The right receiving protocols lead to better performance
“Unless producers are buyig known origin cattle or animals verified with SelectVAC, they don’t know what they’re getting,” says Mitch Blanding, DVM, Pfizer Animal Health veterinarian, Lenexa, Kan. “In any given group of animals, we don’t know if they’ve been vaccinated and for what, we don’t know if the sick animals have been ill for 1 or 5 days, we may not even be sure if they’ve come from a drought-stricken area that adds to the ‘normal’ level of stress.”
Prevention is the most economical medicine
Blanding says the most economical place to start to intervene with respiratory disease is with prevention. A beneficial practice to keep in mind is that for every hour animals spend in transport, give them at least that much time after they arrive before you start vaccinating. This allows them a chance to rest before the additional stress of processing.
“We first try to intervene with those animals that have a competent immune system and are capable of responding to a vaccine,” Blanding says.
However, many animals’ immune systems are already compromised due to not only their young age, but also risk factors such as nutritional and trace mineral deficiency, or other stressful events associated with the marketing process like weaning, heavy commingling and shipping.
“In high-risk cattle, it would not be unusual to have a significant percentage of the animals not respond to the initial vaccination,” Blanding says. “A common practice in many operations is to revaccinate these animals somewhere between 8 and 12 days after arrival in hopes of starting an immune process in more of the animals and enhancing the overall level of immunity of the group.”
On-arrival control measures add up
For a certain population of animals, it will be too late to intervene with prevention. Risk factors may be stacked against them; they may be incubating bovine respiratory disease (BRD) and are either sick on arrival or will soon become sick. For these animals, Blanding recommends administering a control antibiotic to catch the disease early and put the animal on the road to recovery and gaining weight as quickly as possible.
“Using extended therapy products is a groundbreaking concept for on-arrival control programs,” Blanding says. “These products can last up to 7 days and work with the animal’s own immune system to respond and help fight the infection. However, it can be difficult for some producers to trust the product is working.”

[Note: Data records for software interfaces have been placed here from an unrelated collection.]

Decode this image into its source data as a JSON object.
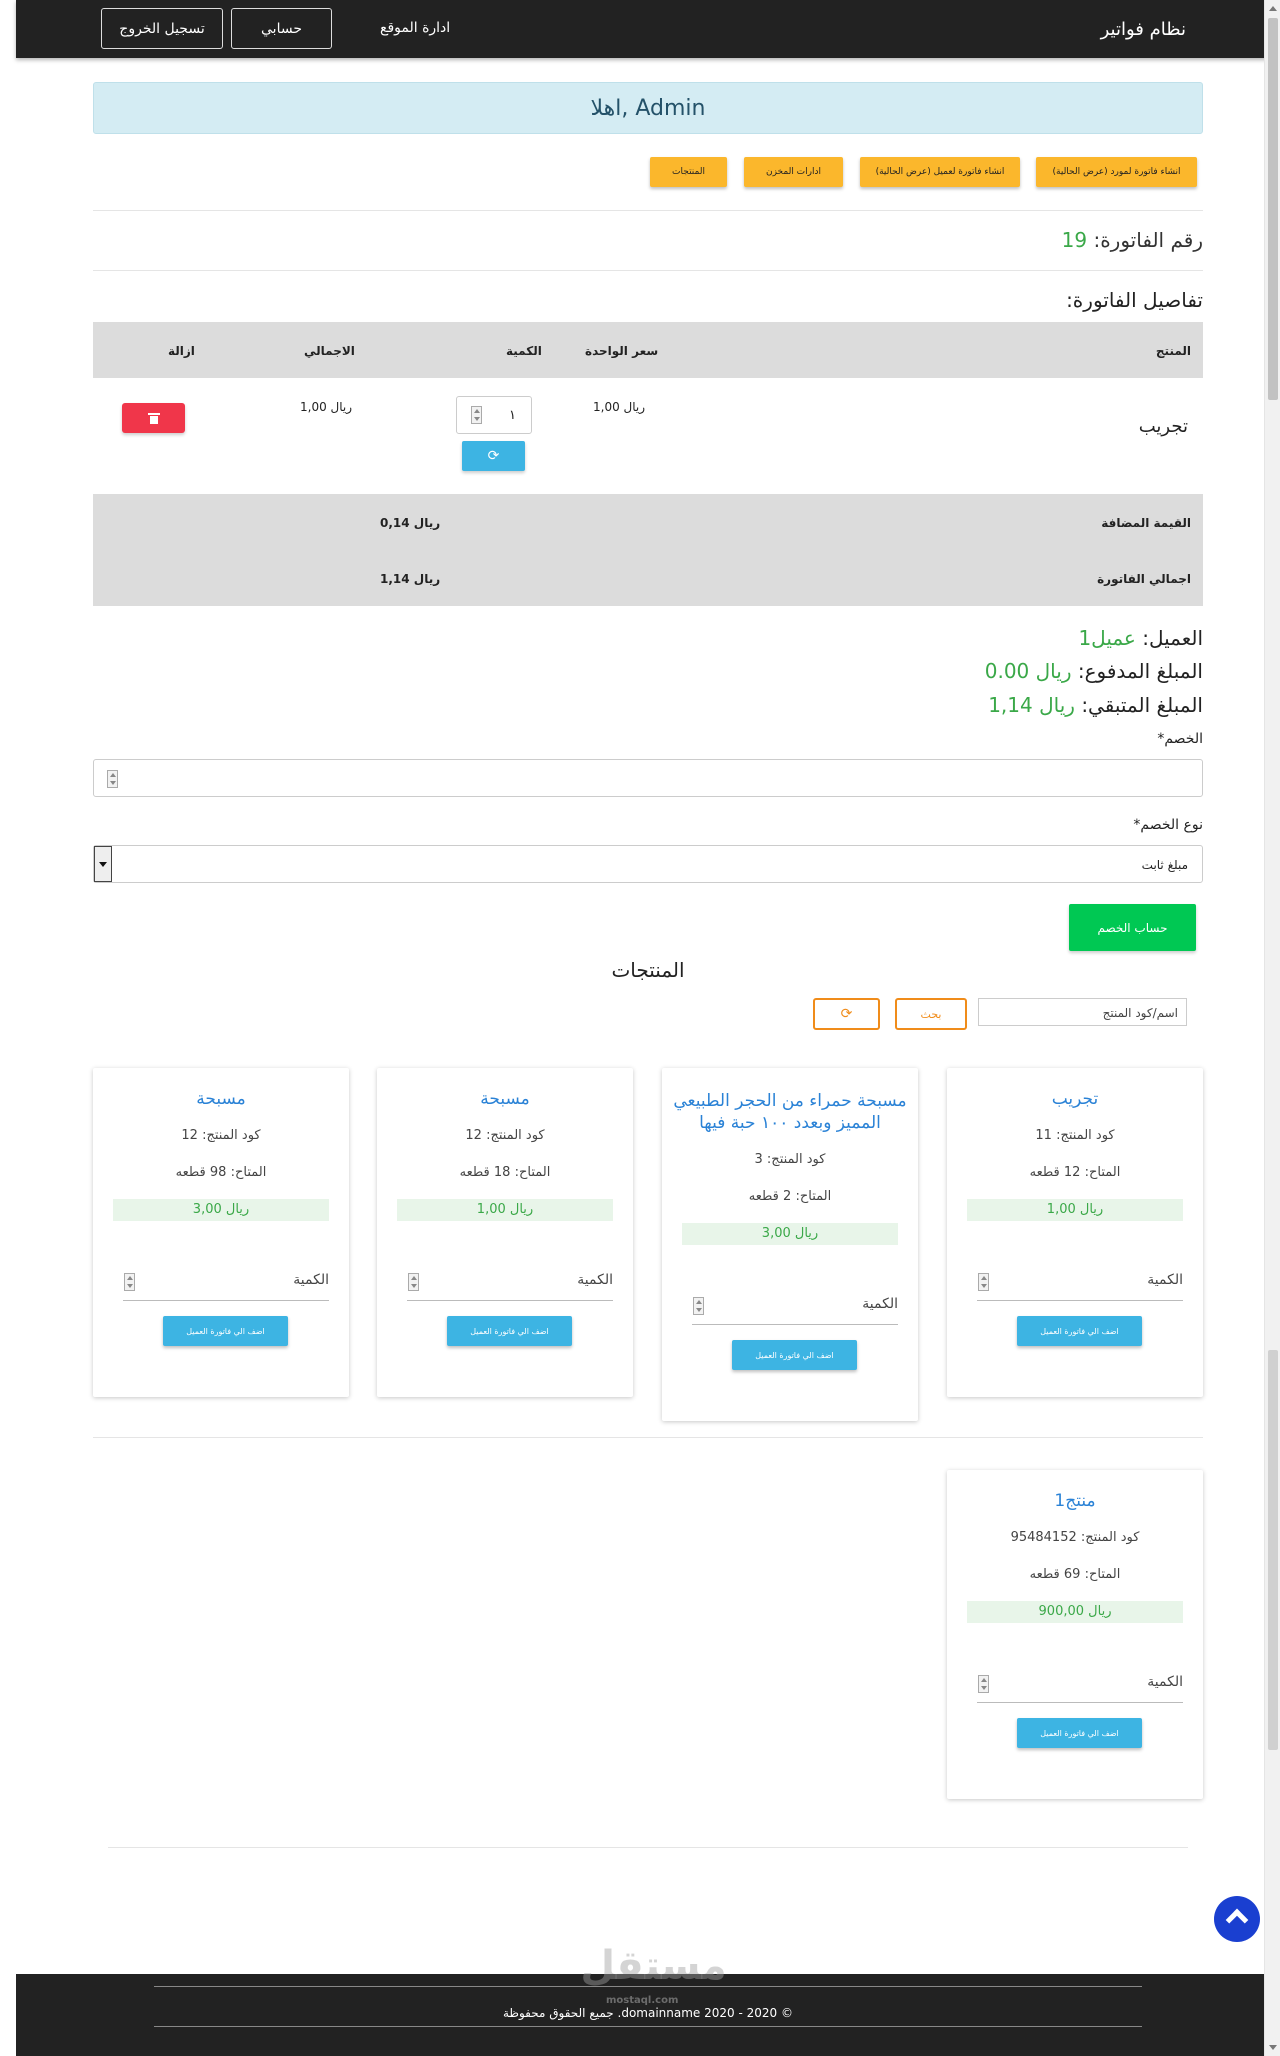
{
  "navbar": {
    "brand": "نظام فواتير",
    "admin_link": "ادارة الموقع",
    "account_btn": "حسابي",
    "logout_btn": "تسجيل الخروج"
  },
  "welcome": "اهلا, Admin",
  "actions": {
    "supplier_invoice": "انشاء فاتورة لمورد (عرض الحالية)",
    "client_invoice": "انشاء فاتورة لعميل (عرض الحالية)",
    "warehouse": "ادارات المخزن",
    "products": "المنتجات"
  },
  "invoice": {
    "number_label": "رقم الفاتورة:",
    "number": "19",
    "details_title": "تفاصيل الفاتورة:",
    "columns": {
      "product": "المنتج",
      "unit_price": "سعر الواحدة",
      "quantity": "الكمية",
      "total": "الاجمالي",
      "remove": "ازالة"
    },
    "rows": [
      {
        "product": "تجريب",
        "unit_price": "ريال 1,00",
        "quantity": "١",
        "total": "ريال 1,00"
      }
    ],
    "vat_label": "القيمة المضافة",
    "vat_value": "ريال 0,14",
    "grand_total_label": "اجمالي الفاتورة",
    "grand_total_value": "ريال 1,14"
  },
  "summary": {
    "client_label": "العميل:",
    "client_value": "عميل1",
    "paid_label": "المبلغ المدفوع:",
    "paid_value": "ريال 0.00",
    "remaining_label": "المبلغ المتبقي:",
    "remaining_value": "ريال 1,14"
  },
  "discount": {
    "label": "الخصم*",
    "value": "",
    "type_label": "نوع الخصم*",
    "type_value": "مبلغ ثابت",
    "calc_btn": "حساب الخصم"
  },
  "products_section": {
    "title": "المنتجات",
    "search_placeholder": "اسم/كود المنتج",
    "search_btn": "بحث",
    "refresh_icon": "refresh-icon"
  },
  "cards": [
    {
      "title": "تجريب",
      "code": "كود المنتج: 11",
      "stock": "المتاح: 12 قطعه",
      "price": "ريال 1,00",
      "qty_label": "الكمية",
      "btn": "اضف الي فاتورة العميل"
    },
    {
      "title": "مسبحة حمراء من الحجر الطبيعي المميز وبعدد ١٠٠ حبة فيها",
      "code": "كود المنتج: 3",
      "stock": "المتاح: 2 قطعه",
      "price": "ريال 3,00",
      "qty_label": "الكمية",
      "btn": "اضف الي فاتورة العميل"
    },
    {
      "title": "مسبحة",
      "code": "كود المنتج: 12",
      "stock": "المتاح: 18 قطعه",
      "price": "ريال 1,00",
      "qty_label": "الكمية",
      "btn": "اضف الي فاتورة العميل"
    },
    {
      "title": "مسبحة",
      "code": "كود المنتج: 12",
      "stock": "المتاح: 98 قطعه",
      "price": "ريال 3,00",
      "qty_label": "الكمية",
      "btn": "اضف الي فاتورة العميل"
    },
    {
      "title": "منتج1",
      "code": "كود المنتج: 95484152",
      "stock": "المتاح: 69 قطعه",
      "price": "ريال 900,00",
      "qty_label": "الكمية",
      "btn": "اضف الي فاتورة العميل"
    }
  ],
  "footer": {
    "text": "© 2020 - 2020 domainname. جميع الحقوق محفوظة"
  },
  "watermark": {
    "main": "مستقل",
    "sub": "mostaql.com"
  },
  "colors": {
    "navbar": "#222222",
    "accent_yellow": "#fbb72c",
    "accent_blue": "#3db4e3",
    "success_green": "#00c853",
    "danger_red": "#f0364a",
    "link_blue": "#2a82d6"
  }
}
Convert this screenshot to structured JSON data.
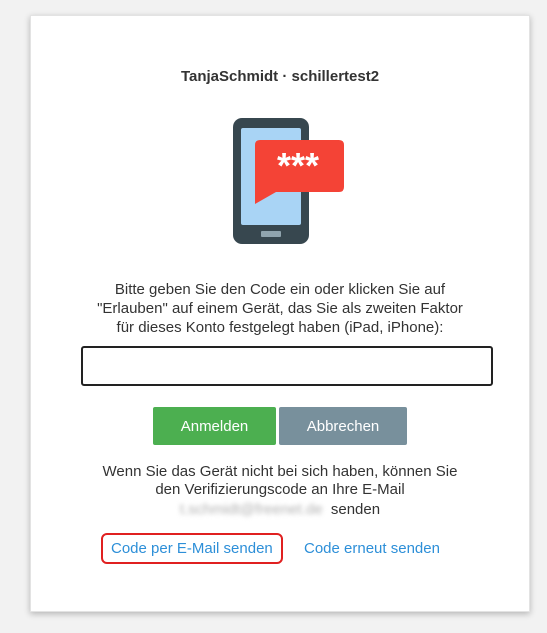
{
  "account": {
    "title": "TanjaSchmidt · schillertest2"
  },
  "illustration": {
    "icon": "phone-sms-code-icon",
    "bubble_text": "***",
    "phone_color": "#37474f",
    "screen_color": "#a9d4f5",
    "bubble_color": "#f44336"
  },
  "instructions": {
    "text": "Bitte geben Sie den Code ein oder klicken Sie auf\n\"Erlauben\" auf einem Gerät, das Sie als zweiten Faktor\nfür dieses Konto festgelegt haben (iPad, iPhone):"
  },
  "code_input": {
    "value": "",
    "placeholder": ""
  },
  "buttons": {
    "login_label": "Anmelden",
    "login_color": "#4caf50",
    "cancel_label": "Abbrechen",
    "cancel_color": "#78909c"
  },
  "fallback": {
    "text": "Wenn Sie das Gerät nicht bei sich haben, können Sie\nden Verifizierungscode an Ihre E-Mail",
    "masked_email": "t.schmidt@freenet.de",
    "suffix": "senden"
  },
  "links": {
    "send_email_label": "Code per E-Mail senden",
    "resend_label": "Code erneut senden",
    "link_color": "#2d8fd8",
    "highlight_color": "#e02020"
  }
}
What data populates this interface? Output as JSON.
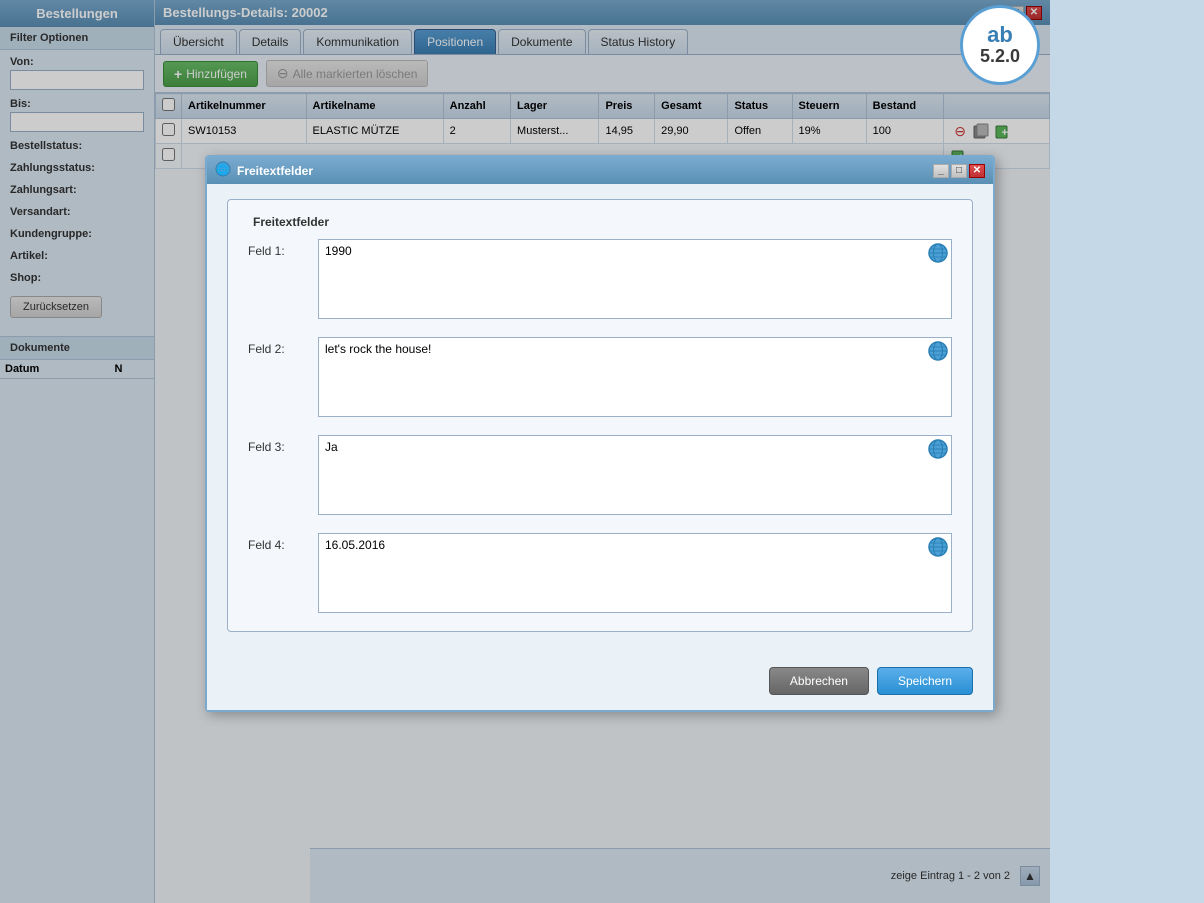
{
  "sidebar": {
    "title": "Bestellungen",
    "filter_title": "Filter Optionen",
    "labels": {
      "von": "Von:",
      "bis": "Bis:",
      "bestellstatus": "Bestellstatus:",
      "zahlungsstatus": "Zahlungsstatus:",
      "zahlungsart": "Zahlungsart:",
      "versandart": "Versandart:",
      "kundengruppe": "Kundengruppe:",
      "artikel": "Artikel:",
      "shop": "Shop:"
    },
    "reset_btn": "Zurücksetzen",
    "dokumente_title": "Dokumente",
    "dokumente_columns": [
      "Datum",
      "N"
    ]
  },
  "main_window": {
    "title": "Bestellungs-Details: 20002",
    "tabs": [
      {
        "label": "Übersicht",
        "active": false
      },
      {
        "label": "Details",
        "active": false
      },
      {
        "label": "Kommunikation",
        "active": false
      },
      {
        "label": "Positionen",
        "active": true
      },
      {
        "label": "Dokumente",
        "active": false
      },
      {
        "label": "Status History",
        "active": false
      }
    ],
    "toolbar": {
      "add_btn": "Hinzufügen",
      "delete_all_btn": "Alle markierten löschen"
    },
    "table": {
      "columns": [
        "Artikelnummer",
        "Artikelname",
        "Anzahl",
        "Lager",
        "Preis",
        "Gesamt",
        "Status",
        "Steuern",
        "Bestand"
      ],
      "rows": [
        {
          "artikelnummer": "SW10153",
          "artikelname": "ELASTIC MÜTZE",
          "anzahl": "2",
          "lager": "Musterst...",
          "preis": "14,95",
          "gesamt": "29,90",
          "status": "Offen",
          "steuern": "19%",
          "bestand": "100"
        }
      ]
    },
    "bottom_info": "zeige Eintrag 1 - 2 von 2"
  },
  "version": {
    "ab": "ab",
    "number": "5.2.0"
  },
  "dialog": {
    "title": "Freitextfelder",
    "group_label": "Freitextfelder",
    "fields": [
      {
        "label": "Feld 1:",
        "value": "1990",
        "name": "feld1"
      },
      {
        "label": "Feld 2:",
        "value": "let's rock the house!",
        "name": "feld2"
      },
      {
        "label": "Feld 3:",
        "value": "Ja",
        "name": "feld3"
      },
      {
        "label": "Feld 4:",
        "value": "16.05.2016",
        "name": "feld4"
      }
    ],
    "cancel_btn": "Abbrechen",
    "save_btn": "Speichern"
  }
}
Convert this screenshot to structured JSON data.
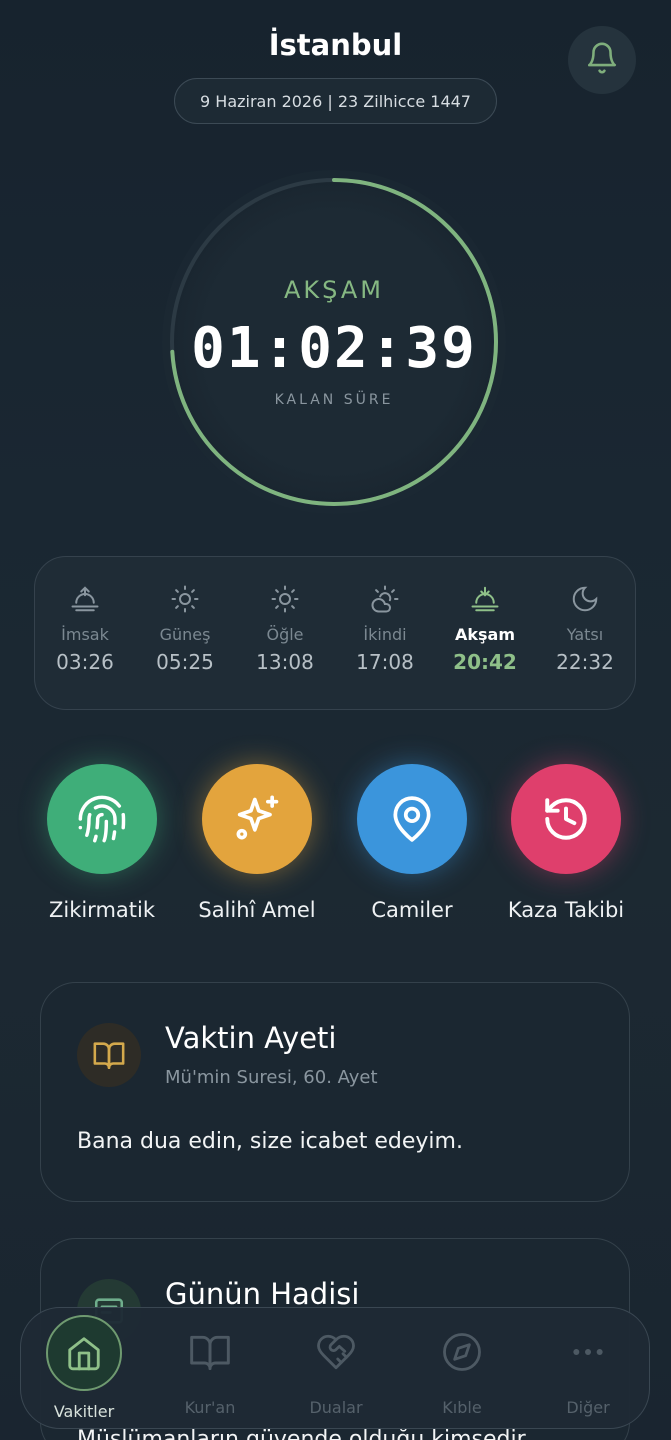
{
  "header": {
    "city": "İstanbul",
    "date": "9 Haziran 2026 | 23 Zilhicce 1447",
    "bell_icon": "bell-icon"
  },
  "timer": {
    "prayer": "AKŞAM",
    "countdown": "01:02:39",
    "caption": "KALAN SÜRE",
    "progress_fraction": 0.74
  },
  "prayer_times": [
    {
      "label": "İmsak",
      "time": "03:26",
      "icon": "sunrise-up-icon"
    },
    {
      "label": "Güneş",
      "time": "05:25",
      "icon": "sun-icon"
    },
    {
      "label": "Öğle",
      "time": "13:08",
      "icon": "sun-icon"
    },
    {
      "label": "İkindi",
      "time": "17:08",
      "icon": "cloud-sun-icon"
    },
    {
      "label": "Akşam",
      "time": "20:42",
      "icon": "sunset-down-icon"
    },
    {
      "label": "Yatsı",
      "time": "22:32",
      "icon": "moon-icon"
    }
  ],
  "quick_actions": [
    {
      "label": "Zikirmatik",
      "icon": "fingerprint-icon",
      "color": "#3fae79"
    },
    {
      "label": "Salihî Amel",
      "icon": "sparkles-icon",
      "color": "#e3a43d"
    },
    {
      "label": "Camiler",
      "icon": "map-pin-icon",
      "color": "#3b95dc"
    },
    {
      "label": "Kaza Takibi",
      "icon": "history-icon",
      "color": "#df3f6c"
    }
  ],
  "verse_card": {
    "title": "Vaktin Ayeti",
    "subtitle": "Mü'min Suresi, 60. Ayet",
    "text": "Bana dua edin, size icabet edeyim.",
    "icon": "book-open-icon"
  },
  "hadith_card": {
    "title": "Günün Hadisi",
    "text": "Müslümanların güvende olduğu kimsedir",
    "icon": "note-icon"
  },
  "nav": [
    {
      "label": "Vakitler",
      "icon": "home-icon"
    },
    {
      "label": "Kur'an",
      "icon": "book-open-icon"
    },
    {
      "label": "Dualar",
      "icon": "heart-handshake-icon"
    },
    {
      "label": "Kıble",
      "icon": "compass-icon"
    },
    {
      "label": "Diğer",
      "icon": "more-dots-icon"
    }
  ],
  "colors": {
    "accent_green": "#8fc089",
    "background": "#1a2732"
  }
}
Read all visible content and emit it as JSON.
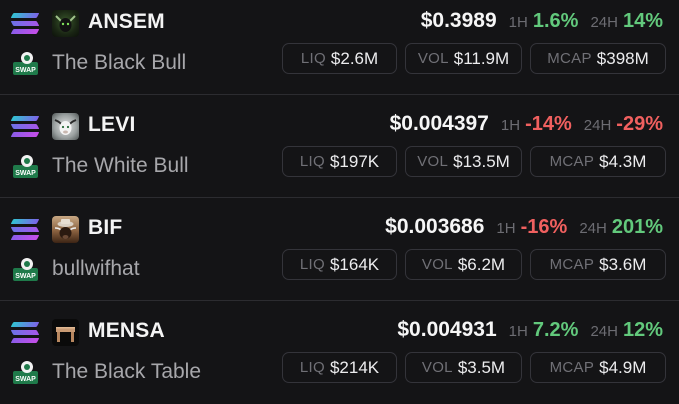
{
  "labels": {
    "h1": "1H",
    "h24": "24H",
    "liq": "LIQ",
    "vol": "VOL",
    "mcap": "MCAP",
    "swap": "SWAP"
  },
  "colors": {
    "positive": "#62c97c",
    "negative": "#f0605f",
    "background": "#141416"
  },
  "tokens": [
    {
      "symbol": "ANSEM",
      "name": "The Black Bull",
      "avatar_icon": "black-bull-avatar",
      "price": "$0.3989",
      "change_1h": "1.6%",
      "change_1h_sign": "pos",
      "change_24h": "14%",
      "change_24h_sign": "pos",
      "liq": "$2.6M",
      "vol": "$11.9M",
      "mcap": "$398M"
    },
    {
      "symbol": "LEVI",
      "name": "The White Bull",
      "avatar_icon": "white-bull-avatar",
      "price": "$0.004397",
      "change_1h": "-14%",
      "change_1h_sign": "neg",
      "change_24h": "-29%",
      "change_24h_sign": "neg",
      "liq": "$197K",
      "vol": "$13.5M",
      "mcap": "$4.3M"
    },
    {
      "symbol": "BIF",
      "name": "bullwifhat",
      "avatar_icon": "bull-with-hat-avatar",
      "price": "$0.003686",
      "change_1h": "-16%",
      "change_1h_sign": "neg",
      "change_24h": "201%",
      "change_24h_sign": "pos",
      "liq": "$164K",
      "vol": "$6.2M",
      "mcap": "$3.6M"
    },
    {
      "symbol": "MENSA",
      "name": "The Black Table",
      "avatar_icon": "black-table-avatar",
      "price": "$0.004931",
      "change_1h": "7.2%",
      "change_1h_sign": "pos",
      "change_24h": "12%",
      "change_24h_sign": "pos",
      "liq": "$214K",
      "vol": "$3.5M",
      "mcap": "$4.9M"
    }
  ]
}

Study results back up what Blanding recommends. Studies show that using an extended therapy antibiotic that maintains therapeutic blood concentrations for up to 7 days, compared to the traditional 3 days, results in healthier calves that start eating at the bunk faster, resulting in more weight gain and better carcass value. Using these products on arrival also reduces the total number of pulls.
“Many animals just need a longer time to recover, and convalescing animals are more susceptible to reinfection,” Blanding adds. “Extended therapy products protect the animal for a longer period of time, allow the animal’s immune system to help fight off additional bacteria and reduce the reinfection that sometimes takes place during the convalescing period.”
It may come down to treatment
Ideally, you’ve impacted all the animals in a group with either prevention or control and no animals need additional treatment. However, producers know that’s not realistic; there are individuals in any group that fall into each category of needing prevention, control or treatment.
“We’ve tried to intervene with vaccines to prevent the disease, we’ve tried to intervene with an extended therapy antibiotic to control the disease, but some animals will get sick regardless, and then it’s time to intervene with additional treatment,” Blanding adds.
At the point when treatment is necessary, it is critical to choose a proven, effective antibiotic to prevent chronics, reduce the loss of cattle due to BRD and avoid significant risks to performance.
Additional benefits to BRD control
Blanding reminds producers that operational efficiency is another benefit of controlling BRD. “A producer may not be able to maximize opportunities because of limitations in cattle health,” he says. “If he is spending more time tending to sick animals, then he has less time to start new groups. Dealing with sick cattle can be a bottleneck in operations.”
That’s in addition to treatment costs, labor associated with treatments and closeout value. It all adds up to maximizing profitability with a BRD protocol of prevention, control and treatment, and working with your veterinarian to select the best products and technologies available.